Run through the records and show each line that includes the string "desc".

__Study material__:
Segment Open

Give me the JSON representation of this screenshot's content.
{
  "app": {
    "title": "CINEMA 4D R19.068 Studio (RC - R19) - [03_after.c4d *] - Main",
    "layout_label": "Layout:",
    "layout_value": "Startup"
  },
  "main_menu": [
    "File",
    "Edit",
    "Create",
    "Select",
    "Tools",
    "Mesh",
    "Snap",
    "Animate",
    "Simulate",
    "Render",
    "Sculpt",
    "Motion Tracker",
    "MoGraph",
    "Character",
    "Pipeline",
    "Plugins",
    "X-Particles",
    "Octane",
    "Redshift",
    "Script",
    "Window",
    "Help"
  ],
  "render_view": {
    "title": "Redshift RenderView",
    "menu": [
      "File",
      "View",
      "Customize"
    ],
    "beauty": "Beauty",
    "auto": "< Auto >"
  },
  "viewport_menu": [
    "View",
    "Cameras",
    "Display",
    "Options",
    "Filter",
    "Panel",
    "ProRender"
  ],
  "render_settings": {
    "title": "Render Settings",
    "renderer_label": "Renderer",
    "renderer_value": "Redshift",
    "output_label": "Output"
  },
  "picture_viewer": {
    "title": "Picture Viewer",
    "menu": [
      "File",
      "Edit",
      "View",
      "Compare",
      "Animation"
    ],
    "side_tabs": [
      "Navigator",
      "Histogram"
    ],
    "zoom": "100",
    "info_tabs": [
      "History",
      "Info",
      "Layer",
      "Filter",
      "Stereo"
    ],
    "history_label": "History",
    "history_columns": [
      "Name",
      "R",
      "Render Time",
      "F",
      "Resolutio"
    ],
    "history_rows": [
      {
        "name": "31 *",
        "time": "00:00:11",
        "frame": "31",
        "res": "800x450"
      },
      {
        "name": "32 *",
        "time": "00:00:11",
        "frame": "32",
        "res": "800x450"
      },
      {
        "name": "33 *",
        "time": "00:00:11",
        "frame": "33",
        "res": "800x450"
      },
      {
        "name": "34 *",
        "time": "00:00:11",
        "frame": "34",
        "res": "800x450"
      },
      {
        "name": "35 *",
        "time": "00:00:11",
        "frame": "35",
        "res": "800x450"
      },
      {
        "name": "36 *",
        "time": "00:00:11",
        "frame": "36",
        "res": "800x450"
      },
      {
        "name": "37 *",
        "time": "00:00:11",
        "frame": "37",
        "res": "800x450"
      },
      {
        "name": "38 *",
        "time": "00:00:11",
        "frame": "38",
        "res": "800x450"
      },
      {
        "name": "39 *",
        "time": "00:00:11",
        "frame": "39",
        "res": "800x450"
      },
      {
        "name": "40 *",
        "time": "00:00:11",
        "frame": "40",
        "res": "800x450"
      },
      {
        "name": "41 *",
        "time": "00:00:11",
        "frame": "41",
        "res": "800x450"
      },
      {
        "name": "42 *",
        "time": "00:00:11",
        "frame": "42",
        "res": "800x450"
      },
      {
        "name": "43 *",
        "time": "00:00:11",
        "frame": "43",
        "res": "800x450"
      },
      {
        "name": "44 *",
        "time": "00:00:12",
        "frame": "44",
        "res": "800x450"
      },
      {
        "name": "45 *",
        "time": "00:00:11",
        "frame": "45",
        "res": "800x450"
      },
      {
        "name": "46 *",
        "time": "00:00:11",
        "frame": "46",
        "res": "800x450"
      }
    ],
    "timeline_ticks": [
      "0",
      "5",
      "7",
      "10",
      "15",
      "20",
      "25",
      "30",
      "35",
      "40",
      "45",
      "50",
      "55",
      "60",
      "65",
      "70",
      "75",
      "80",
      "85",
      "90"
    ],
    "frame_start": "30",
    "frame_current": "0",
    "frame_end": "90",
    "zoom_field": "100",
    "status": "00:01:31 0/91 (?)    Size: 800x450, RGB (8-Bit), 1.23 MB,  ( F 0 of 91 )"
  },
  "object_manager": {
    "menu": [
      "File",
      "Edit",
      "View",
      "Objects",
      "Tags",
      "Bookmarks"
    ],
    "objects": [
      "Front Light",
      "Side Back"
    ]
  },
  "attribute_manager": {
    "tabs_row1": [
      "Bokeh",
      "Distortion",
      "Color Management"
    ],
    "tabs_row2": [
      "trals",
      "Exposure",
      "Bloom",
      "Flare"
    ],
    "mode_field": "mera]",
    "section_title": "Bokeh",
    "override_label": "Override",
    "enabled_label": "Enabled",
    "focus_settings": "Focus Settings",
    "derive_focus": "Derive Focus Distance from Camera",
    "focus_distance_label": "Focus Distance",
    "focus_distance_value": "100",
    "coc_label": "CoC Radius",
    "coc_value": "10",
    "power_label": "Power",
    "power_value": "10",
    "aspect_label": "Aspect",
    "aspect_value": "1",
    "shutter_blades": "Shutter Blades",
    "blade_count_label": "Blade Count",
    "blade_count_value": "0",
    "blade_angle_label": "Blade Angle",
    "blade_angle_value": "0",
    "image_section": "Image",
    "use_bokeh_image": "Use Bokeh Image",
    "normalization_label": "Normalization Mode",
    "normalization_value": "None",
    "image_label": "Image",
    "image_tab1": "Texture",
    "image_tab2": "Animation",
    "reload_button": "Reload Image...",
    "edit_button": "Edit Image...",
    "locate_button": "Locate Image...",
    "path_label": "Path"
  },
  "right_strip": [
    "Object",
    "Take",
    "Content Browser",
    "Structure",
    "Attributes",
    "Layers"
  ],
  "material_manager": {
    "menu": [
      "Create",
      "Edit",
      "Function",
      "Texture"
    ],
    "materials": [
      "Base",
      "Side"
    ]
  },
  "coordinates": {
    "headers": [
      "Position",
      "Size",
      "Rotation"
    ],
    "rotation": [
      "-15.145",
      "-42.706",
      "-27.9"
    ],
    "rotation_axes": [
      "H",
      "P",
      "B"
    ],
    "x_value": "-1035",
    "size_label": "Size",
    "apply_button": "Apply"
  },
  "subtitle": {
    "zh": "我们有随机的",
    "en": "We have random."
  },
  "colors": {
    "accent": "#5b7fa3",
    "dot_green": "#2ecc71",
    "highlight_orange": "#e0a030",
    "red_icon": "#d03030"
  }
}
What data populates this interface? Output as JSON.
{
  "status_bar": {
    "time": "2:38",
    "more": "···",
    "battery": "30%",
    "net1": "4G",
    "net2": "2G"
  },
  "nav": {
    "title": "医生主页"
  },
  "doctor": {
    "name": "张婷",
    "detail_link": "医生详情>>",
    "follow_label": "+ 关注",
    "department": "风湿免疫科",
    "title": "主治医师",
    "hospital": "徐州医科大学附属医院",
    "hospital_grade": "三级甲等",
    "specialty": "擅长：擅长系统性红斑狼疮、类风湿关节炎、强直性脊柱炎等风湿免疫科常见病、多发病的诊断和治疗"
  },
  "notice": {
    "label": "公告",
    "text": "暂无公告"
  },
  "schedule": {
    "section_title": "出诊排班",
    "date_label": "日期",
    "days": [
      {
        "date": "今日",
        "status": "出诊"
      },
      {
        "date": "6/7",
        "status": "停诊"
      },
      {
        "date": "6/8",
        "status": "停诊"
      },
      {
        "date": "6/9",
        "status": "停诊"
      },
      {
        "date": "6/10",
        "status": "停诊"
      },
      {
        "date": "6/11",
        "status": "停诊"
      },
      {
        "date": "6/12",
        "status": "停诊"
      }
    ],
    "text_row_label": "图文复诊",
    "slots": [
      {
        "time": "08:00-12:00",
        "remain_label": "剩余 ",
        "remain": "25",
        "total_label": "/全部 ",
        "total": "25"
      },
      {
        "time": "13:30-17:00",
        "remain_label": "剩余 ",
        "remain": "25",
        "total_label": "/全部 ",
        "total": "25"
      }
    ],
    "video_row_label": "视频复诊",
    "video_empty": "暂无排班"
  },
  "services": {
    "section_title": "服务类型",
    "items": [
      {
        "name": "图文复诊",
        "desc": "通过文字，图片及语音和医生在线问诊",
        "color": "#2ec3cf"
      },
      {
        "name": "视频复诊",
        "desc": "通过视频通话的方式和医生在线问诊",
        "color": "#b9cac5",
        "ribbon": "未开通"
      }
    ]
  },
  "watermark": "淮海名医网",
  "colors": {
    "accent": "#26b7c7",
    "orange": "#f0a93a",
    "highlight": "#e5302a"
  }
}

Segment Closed

__Exercise answer__:
        "desc": "通过文字，图片及语音和医生在线问诊",
        "desc": "通过视频通话的方式和医生在线问诊",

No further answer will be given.